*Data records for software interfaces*
--

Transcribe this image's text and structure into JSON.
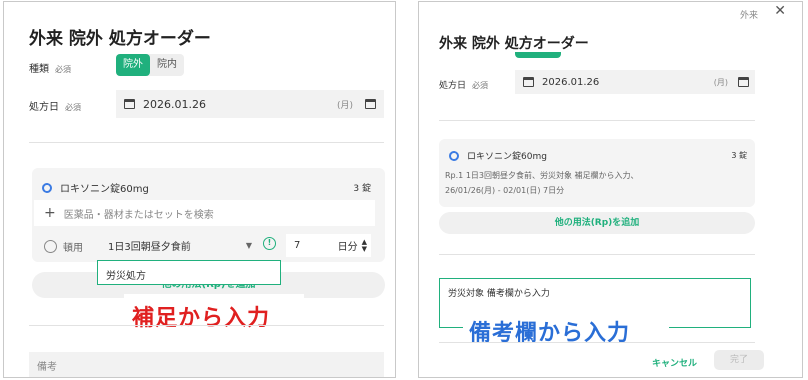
{
  "left": {
    "title": "外来 院外 処方オーダー",
    "type_label": "種類",
    "required": "必須",
    "type_options": [
      "院外",
      "院内"
    ],
    "date_label": "処方日",
    "date_value": "2026.01.26",
    "date_weekday": "(月)",
    "drug_name": "ロキソニン錠60mg",
    "drug_qty": "3 錠",
    "search_placeholder": "医薬品・器材またはセットを検索",
    "timing_label": "頓用",
    "usage_value": "1日3回朝昼夕食前",
    "days_value": "7",
    "days_unit": "日分",
    "popup_text": "労災処方",
    "add_rp_label": "他の用法(Rp)を追加",
    "remarks_label": "備考",
    "annotation": "補足から入力"
  },
  "right": {
    "close_label": "外来",
    "title": "外来 院外 処方オーダー",
    "date_label": "処方日",
    "required": "必須",
    "date_value": "2026.01.26",
    "date_weekday": "(月)",
    "drug_name": "ロキソニン錠60mg",
    "drug_qty": "3 錠",
    "rp_line1": "Rp.1  1日3回朝昼夕食前、労災対象   補足欄から入力、",
    "rp_line2": "26/01/26(月) - 02/01(日) 7日分",
    "add_rp_label": "他の用法(Rp)を追加",
    "remarks_value": "労災対象   備考欄から入力",
    "annotation": "備考欄から入力",
    "cancel_label": "キャンセル",
    "done_label": "完了"
  },
  "colors": {
    "accent": "#20b07d",
    "annotation_red": "#e02020",
    "annotation_blue": "#2a6ed6",
    "pill_blue": "#3b7be3"
  }
}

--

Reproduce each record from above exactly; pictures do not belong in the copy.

Transcribe this image's text and structure into JSON.
{
  "left": {
    "title": "外来 院外 処方オーダー",
    "type_label": "種類",
    "required": "必須",
    "type_options": [
      "院外",
      "院内"
    ],
    "date_label": "処方日",
    "date_value": "2026.01.26",
    "date_weekday": "(月)",
    "drug_name": "ロキソニン錠60mg",
    "drug_qty": "3 錠",
    "search_placeholder": "医薬品・器材またはセットを検索",
    "timing_label": "頓用",
    "usage_value": "1日3回朝昼夕食前",
    "days_value": "7",
    "days_unit": "日分",
    "popup_text": "労災処方",
    "add_rp_label": "他の用法(Rp)を追加",
    "remarks_label": "備考",
    "annotation": "補足から入力"
  },
  "right": {
    "close_label": "外来",
    "title": "外来 院外 処方オーダー",
    "date_label": "処方日",
    "required": "必須",
    "date_value": "2026.01.26",
    "date_weekday": "(月)",
    "drug_name": "ロキソニン錠60mg",
    "drug_qty": "3 錠",
    "rp_line1": "Rp.1  1日3回朝昼夕食前、労災対象   補足欄から入力、",
    "rp_line2": "26/01/26(月) - 02/01(日) 7日分",
    "add_rp_label": "他の用法(Rp)を追加",
    "remarks_value": "労災対象   備考欄から入力",
    "annotation": "備考欄から入力",
    "cancel_label": "キャンセル",
    "done_label": "完了"
  },
  "colors": {
    "accent": "#20b07d",
    "annotation_red": "#e02020",
    "annotation_blue": "#2a6ed6",
    "pill_blue": "#3b7be3"
  }
}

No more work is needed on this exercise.